Extracted data entries:

----

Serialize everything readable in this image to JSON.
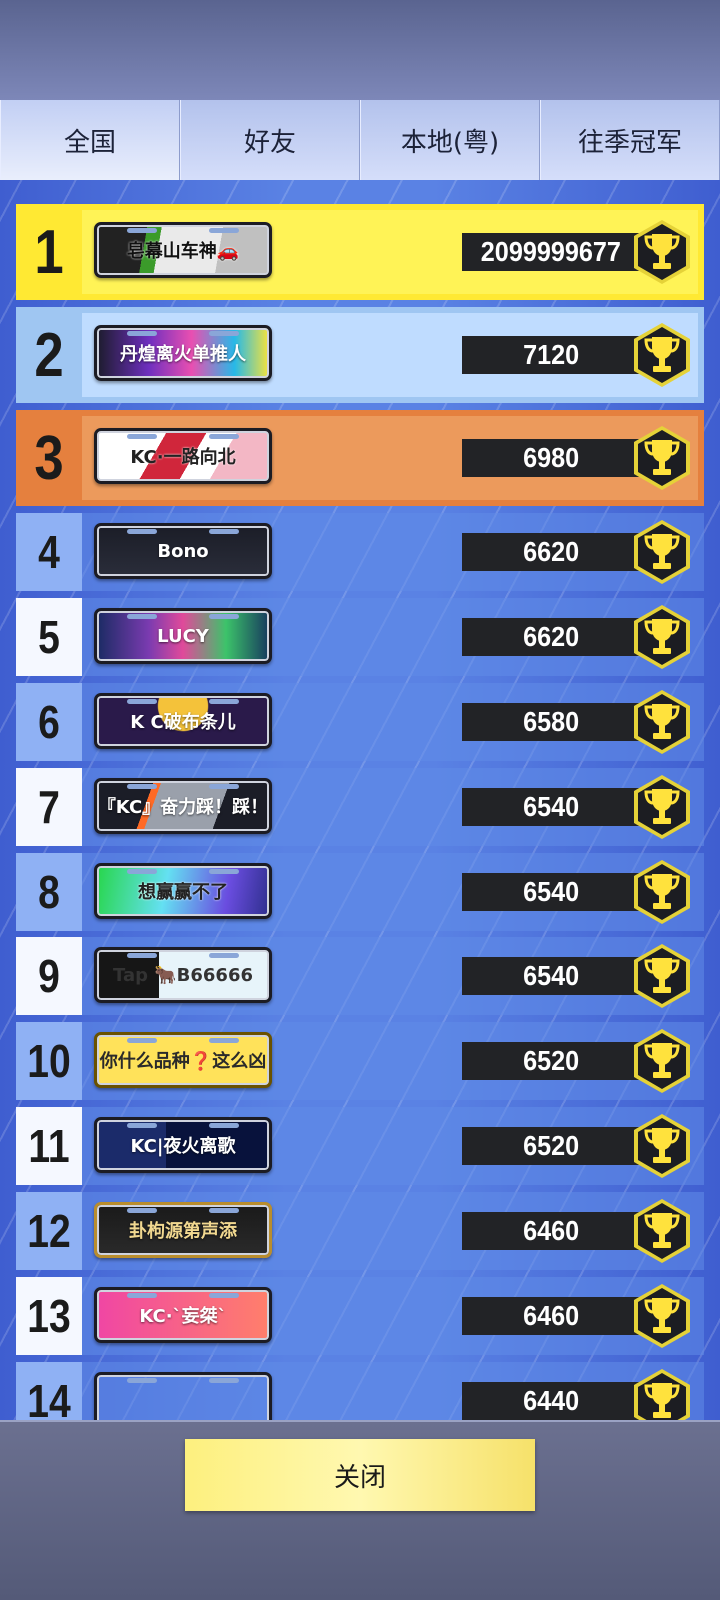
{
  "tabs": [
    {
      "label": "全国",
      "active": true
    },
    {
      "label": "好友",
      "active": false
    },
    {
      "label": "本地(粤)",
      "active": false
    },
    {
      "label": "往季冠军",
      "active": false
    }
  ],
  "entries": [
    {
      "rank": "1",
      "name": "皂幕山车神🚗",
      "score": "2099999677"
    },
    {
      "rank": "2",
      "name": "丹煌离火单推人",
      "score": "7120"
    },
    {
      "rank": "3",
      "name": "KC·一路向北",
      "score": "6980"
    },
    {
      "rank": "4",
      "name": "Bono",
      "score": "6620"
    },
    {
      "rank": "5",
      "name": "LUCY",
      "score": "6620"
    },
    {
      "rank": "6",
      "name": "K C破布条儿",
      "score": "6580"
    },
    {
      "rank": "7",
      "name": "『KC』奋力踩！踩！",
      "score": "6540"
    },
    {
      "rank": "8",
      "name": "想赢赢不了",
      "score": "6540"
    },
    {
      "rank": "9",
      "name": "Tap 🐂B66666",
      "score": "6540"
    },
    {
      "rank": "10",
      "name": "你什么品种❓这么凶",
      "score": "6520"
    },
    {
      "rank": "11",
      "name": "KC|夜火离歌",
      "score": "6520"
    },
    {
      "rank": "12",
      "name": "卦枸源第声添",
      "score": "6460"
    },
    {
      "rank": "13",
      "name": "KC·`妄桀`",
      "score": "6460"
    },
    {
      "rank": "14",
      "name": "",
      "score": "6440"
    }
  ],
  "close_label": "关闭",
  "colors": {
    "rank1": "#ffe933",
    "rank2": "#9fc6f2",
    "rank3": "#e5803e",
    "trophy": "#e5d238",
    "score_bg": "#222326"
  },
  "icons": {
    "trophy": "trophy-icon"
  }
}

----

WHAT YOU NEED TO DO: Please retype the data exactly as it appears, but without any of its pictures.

RESPONSE FOR THIS EXERCISE:
Serialize everything readable in this image to JSON.
{
  "tabs": [
    {
      "label": "全国",
      "active": true
    },
    {
      "label": "好友",
      "active": false
    },
    {
      "label": "本地(粤)",
      "active": false
    },
    {
      "label": "往季冠军",
      "active": false
    }
  ],
  "entries": [
    {
      "rank": "1",
      "name": "皂幕山车神🚗",
      "score": "2099999677"
    },
    {
      "rank": "2",
      "name": "丹煌离火单推人",
      "score": "7120"
    },
    {
      "rank": "3",
      "name": "KC·一路向北",
      "score": "6980"
    },
    {
      "rank": "4",
      "name": "Bono",
      "score": "6620"
    },
    {
      "rank": "5",
      "name": "LUCY",
      "score": "6620"
    },
    {
      "rank": "6",
      "name": "K C破布条儿",
      "score": "6580"
    },
    {
      "rank": "7",
      "name": "『KC』奋力踩！踩！",
      "score": "6540"
    },
    {
      "rank": "8",
      "name": "想赢赢不了",
      "score": "6540"
    },
    {
      "rank": "9",
      "name": "Tap 🐂B66666",
      "score": "6540"
    },
    {
      "rank": "10",
      "name": "你什么品种❓这么凶",
      "score": "6520"
    },
    {
      "rank": "11",
      "name": "KC|夜火离歌",
      "score": "6520"
    },
    {
      "rank": "12",
      "name": "卦枸源第声添",
      "score": "6460"
    },
    {
      "rank": "13",
      "name": "KC·`妄桀`",
      "score": "6460"
    },
    {
      "rank": "14",
      "name": "",
      "score": "6440"
    }
  ],
  "close_label": "关闭",
  "colors": {
    "rank1": "#ffe933",
    "rank2": "#9fc6f2",
    "rank3": "#e5803e",
    "trophy": "#e5d238",
    "score_bg": "#222326"
  },
  "icons": {
    "trophy": "trophy-icon"
  }
}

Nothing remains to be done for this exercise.